For the 1973 Kilbrandon Royal Commission made a convincing case against a separate English Parliament which has never been rebutted.
Such a federation of four units would be “so unbalanced as to be unworkable. It would be dominated by the overwhelming political importance and wealth of England … [with] Scotland, Wales and Northern Ireland, together representing less than one fifth of the population.”
Instead, in a modern federal Britain, English interests could be protected through devolution beyond London to English regions or city-regions, and by reforms within the existing British Westminster Parliament.
These reforms would be designed to both preserve the equality of all MPs and to introduce special procedures ensuring the voices of English MPs could have weight over English-specific legislation.
The Westminster Parliament would have continuing responsibility for overall economic policy, taxation and spending totals, foreign and defence policy, security (including energy security) and social security.
The devolved legislatures could then take responsibility for most other policy areas, by mutual agreement.
But on taxation there is an important distinction between the Conservative endorsement of income tax devolution and a socialist perspective.
For the right it is an ideological objective to shrink the Whitehall state, offloading as much responsibility as possible onto individual citizens to fend for themselves, outsourcing to private providers and “subcontracting” tax and spending to devolved legislatures.
Having strenuously opposed political devolution in the past, the Tories now see the virtues of economic devolution in right wing terms.
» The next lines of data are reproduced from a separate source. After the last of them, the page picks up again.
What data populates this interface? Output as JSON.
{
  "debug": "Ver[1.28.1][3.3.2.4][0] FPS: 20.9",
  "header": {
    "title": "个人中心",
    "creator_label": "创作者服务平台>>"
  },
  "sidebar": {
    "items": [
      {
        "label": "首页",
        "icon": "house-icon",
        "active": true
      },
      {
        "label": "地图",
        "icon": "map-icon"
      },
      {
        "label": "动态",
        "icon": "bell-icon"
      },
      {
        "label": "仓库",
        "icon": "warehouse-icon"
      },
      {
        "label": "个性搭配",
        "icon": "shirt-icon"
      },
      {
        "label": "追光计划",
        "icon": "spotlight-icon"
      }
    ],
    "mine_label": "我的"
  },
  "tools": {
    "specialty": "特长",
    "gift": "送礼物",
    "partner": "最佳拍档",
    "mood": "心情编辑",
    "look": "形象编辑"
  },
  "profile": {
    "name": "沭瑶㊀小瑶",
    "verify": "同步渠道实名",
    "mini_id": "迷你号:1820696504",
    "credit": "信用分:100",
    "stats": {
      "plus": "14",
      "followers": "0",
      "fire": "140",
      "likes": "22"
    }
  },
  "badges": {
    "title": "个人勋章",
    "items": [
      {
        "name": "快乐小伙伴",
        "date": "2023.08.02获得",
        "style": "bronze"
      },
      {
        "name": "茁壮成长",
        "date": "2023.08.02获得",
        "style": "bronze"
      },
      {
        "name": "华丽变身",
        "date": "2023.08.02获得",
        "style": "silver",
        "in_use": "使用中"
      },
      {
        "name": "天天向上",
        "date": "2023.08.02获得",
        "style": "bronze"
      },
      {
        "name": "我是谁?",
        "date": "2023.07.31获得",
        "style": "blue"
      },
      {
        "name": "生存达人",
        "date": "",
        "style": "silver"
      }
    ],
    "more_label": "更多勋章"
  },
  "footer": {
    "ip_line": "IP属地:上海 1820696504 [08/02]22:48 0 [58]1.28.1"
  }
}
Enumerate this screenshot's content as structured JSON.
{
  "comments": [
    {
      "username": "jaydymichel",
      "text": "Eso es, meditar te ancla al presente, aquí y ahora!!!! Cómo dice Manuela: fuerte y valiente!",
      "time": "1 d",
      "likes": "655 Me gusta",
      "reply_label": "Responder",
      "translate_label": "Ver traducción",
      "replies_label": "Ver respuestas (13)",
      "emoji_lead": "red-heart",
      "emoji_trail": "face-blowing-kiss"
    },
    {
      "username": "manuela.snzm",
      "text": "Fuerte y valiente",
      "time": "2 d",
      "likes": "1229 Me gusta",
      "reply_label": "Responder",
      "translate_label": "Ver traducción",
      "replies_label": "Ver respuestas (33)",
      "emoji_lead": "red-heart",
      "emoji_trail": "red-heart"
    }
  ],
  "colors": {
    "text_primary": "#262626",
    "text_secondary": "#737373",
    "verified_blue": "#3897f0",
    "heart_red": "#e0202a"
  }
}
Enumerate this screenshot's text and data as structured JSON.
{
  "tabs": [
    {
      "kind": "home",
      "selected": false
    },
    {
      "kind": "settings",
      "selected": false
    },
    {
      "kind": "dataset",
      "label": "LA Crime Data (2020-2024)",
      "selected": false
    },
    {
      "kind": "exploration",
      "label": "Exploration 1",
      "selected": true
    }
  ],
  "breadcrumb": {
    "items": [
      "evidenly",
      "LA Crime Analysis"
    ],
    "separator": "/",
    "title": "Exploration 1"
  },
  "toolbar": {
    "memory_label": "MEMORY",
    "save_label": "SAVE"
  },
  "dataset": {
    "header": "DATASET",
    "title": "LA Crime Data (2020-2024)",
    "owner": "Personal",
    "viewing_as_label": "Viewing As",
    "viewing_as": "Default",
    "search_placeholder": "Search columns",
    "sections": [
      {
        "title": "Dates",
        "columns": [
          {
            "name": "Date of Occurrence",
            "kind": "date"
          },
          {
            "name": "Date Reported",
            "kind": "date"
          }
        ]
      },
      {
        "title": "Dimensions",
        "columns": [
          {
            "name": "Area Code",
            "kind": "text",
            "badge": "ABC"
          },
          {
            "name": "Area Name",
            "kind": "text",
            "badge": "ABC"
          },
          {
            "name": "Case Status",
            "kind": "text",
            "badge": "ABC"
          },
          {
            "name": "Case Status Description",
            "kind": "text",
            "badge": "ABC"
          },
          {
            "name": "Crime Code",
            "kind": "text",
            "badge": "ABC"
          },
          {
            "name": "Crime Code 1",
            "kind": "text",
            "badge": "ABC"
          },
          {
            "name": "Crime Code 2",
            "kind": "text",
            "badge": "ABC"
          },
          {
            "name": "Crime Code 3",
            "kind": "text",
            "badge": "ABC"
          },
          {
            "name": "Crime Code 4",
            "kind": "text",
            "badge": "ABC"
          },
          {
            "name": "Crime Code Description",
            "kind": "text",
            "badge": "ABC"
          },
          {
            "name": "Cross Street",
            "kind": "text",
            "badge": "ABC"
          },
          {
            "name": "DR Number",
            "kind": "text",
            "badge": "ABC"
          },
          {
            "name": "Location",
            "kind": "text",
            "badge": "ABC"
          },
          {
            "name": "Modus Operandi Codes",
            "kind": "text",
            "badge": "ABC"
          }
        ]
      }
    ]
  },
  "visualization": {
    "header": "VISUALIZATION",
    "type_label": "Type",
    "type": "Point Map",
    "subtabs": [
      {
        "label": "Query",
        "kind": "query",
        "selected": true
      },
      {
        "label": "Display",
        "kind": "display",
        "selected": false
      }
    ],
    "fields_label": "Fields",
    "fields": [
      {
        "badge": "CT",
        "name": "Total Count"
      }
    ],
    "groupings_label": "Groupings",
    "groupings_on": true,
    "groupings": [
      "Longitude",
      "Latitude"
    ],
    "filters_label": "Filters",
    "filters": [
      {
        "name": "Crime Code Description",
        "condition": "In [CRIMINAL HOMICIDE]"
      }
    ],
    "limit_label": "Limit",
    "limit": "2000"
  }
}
And in that respect, at least, the outcomes if not the ideologies of nationalism and Conservatism converge, because it is the redistributive power of the British state that ensures that the former is extinguished and the latter stunted.
In Wales’ case, independence would leave us much the poorer, just like the North East of England or Cornwall would be if separatism or Tory tax devolution were to affect them.
All British taxpayers – English, Welsh, Scottish – contribute their taxes at a British level to guarantee free health care, pensions, a decent family income and universal education, as well as defence and security – and to guarantee that where relevant the Scottish Parliament, Welsh Assembly and English regional or city-region governments have the capacity to deliver them.
Today, as policies diverge under devolution that may mean different things in different nations.
For example, there is free care for the elderly in Scotland but not in England.
In Wales student tuition fees are a third of those in England.
In Scotland and Wales collectivism is culturally more deeply rooted than in England, where Tory support is proportionately much greater.
Although socialists and Labour Party members right across Britain share common values of equality, social justice, democracy and liberty, these are increasingly expressed through different priorities and policies.
There is – at least as yet – no recognisably Welsh or Scottish socialism that might differ from an imagined English socialism.
But there is a direction of travel which will only be accommodated under a British socialism that is much more participatory, pluralist and devolutionary.
A Labour government, for example, should not be afraid to promote countervailing sources of power – for example, through an elected second chamber to replace the House of Lords and through devolution in England.
Some Labour traditionalists of both left and right have balked at such democratic pluralism because, as has been the case in Scotland and London, these bodies are not necessarily Labour controlled.
But that contradicts what ought to be a fundamental and defining characteristic of socialism, namely its essentially empowering ethos.
A truly democratic socialist state is an enabling one, though of course it needs to retain an enforcing role through upholding individual rights, asserting the common good on behalf of the community, and curbing excessive influence by the rich and powerful.’